Opened this one today. On first sip, it actually reminds me quite of lot of French Toast Dianhong, in as much as the creamy vanilla flavour is very similar, and the black tea base is quite light and definitely chocolatey. I used 1 tsp of leaf for my cup, and gave it 3 minutes in boiling water. I wasn’t sure whether to go with boiling at first because of the oolong, but I figured it was worth a try – I mean, what’s the worst that could happen?
I almost get vanilla chocolate brownie from this one, except the flavour isn’t quite as full or rich as that would suggest. All the elements are there, though, and I might try a longer brew time for my next cup to see how that impacts things.

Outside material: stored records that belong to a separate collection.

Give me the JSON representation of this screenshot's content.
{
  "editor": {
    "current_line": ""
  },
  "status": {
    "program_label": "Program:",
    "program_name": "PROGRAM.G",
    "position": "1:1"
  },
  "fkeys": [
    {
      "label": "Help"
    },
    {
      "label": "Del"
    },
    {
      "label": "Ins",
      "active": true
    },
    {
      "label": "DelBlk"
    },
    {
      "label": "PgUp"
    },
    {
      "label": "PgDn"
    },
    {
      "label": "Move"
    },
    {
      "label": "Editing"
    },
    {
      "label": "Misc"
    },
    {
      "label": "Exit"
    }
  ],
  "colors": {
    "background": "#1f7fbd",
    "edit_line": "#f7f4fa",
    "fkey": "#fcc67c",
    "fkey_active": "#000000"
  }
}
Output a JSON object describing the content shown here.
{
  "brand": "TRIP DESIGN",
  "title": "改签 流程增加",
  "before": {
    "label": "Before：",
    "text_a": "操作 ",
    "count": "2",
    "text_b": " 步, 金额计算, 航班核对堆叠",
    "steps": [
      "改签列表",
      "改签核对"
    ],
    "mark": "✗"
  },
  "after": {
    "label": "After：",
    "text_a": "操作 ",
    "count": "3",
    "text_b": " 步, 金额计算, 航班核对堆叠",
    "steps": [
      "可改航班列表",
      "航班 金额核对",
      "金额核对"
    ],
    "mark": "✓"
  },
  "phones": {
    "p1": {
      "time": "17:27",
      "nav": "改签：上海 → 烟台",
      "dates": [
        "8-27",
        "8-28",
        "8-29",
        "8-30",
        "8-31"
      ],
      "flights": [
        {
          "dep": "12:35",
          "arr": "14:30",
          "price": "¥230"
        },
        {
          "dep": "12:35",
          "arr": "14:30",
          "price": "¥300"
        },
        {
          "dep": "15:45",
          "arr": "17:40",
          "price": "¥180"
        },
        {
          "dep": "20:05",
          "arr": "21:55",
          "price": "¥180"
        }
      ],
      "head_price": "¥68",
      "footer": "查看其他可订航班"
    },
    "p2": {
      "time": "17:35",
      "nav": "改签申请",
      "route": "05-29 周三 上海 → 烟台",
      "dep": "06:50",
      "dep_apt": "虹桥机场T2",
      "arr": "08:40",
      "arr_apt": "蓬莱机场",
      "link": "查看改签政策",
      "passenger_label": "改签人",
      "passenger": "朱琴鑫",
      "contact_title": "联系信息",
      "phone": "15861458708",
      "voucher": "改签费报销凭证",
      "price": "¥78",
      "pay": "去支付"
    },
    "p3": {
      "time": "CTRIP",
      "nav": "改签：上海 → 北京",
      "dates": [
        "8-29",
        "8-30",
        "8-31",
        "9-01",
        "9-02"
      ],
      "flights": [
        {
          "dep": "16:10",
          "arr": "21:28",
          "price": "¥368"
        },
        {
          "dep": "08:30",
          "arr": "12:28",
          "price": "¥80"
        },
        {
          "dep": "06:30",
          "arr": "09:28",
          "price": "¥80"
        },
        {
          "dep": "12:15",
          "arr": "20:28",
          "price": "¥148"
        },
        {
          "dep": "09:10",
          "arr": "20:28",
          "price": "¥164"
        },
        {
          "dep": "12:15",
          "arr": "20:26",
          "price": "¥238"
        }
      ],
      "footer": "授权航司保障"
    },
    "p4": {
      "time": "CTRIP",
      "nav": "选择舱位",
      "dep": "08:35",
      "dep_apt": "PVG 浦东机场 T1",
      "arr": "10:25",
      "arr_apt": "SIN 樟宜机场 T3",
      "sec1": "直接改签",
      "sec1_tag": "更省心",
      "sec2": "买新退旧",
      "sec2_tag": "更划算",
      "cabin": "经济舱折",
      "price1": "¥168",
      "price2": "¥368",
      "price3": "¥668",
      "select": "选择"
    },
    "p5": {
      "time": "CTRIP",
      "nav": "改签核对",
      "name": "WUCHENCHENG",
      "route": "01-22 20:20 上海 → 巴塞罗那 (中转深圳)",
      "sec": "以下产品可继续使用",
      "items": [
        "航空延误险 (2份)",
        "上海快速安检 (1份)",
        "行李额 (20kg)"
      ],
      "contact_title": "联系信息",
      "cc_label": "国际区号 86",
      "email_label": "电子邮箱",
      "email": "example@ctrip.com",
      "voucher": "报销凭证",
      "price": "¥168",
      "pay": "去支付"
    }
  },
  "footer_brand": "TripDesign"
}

The oolong is a lot less prominent than I thought it might be. Mostly, I can taste the Fujian black and the vanilla, with only a little woodiness/mineral from the oolong. Also, something that’s putting me in mind of coconut. It works, though, somehow! A delicious start to the morning, and the work week.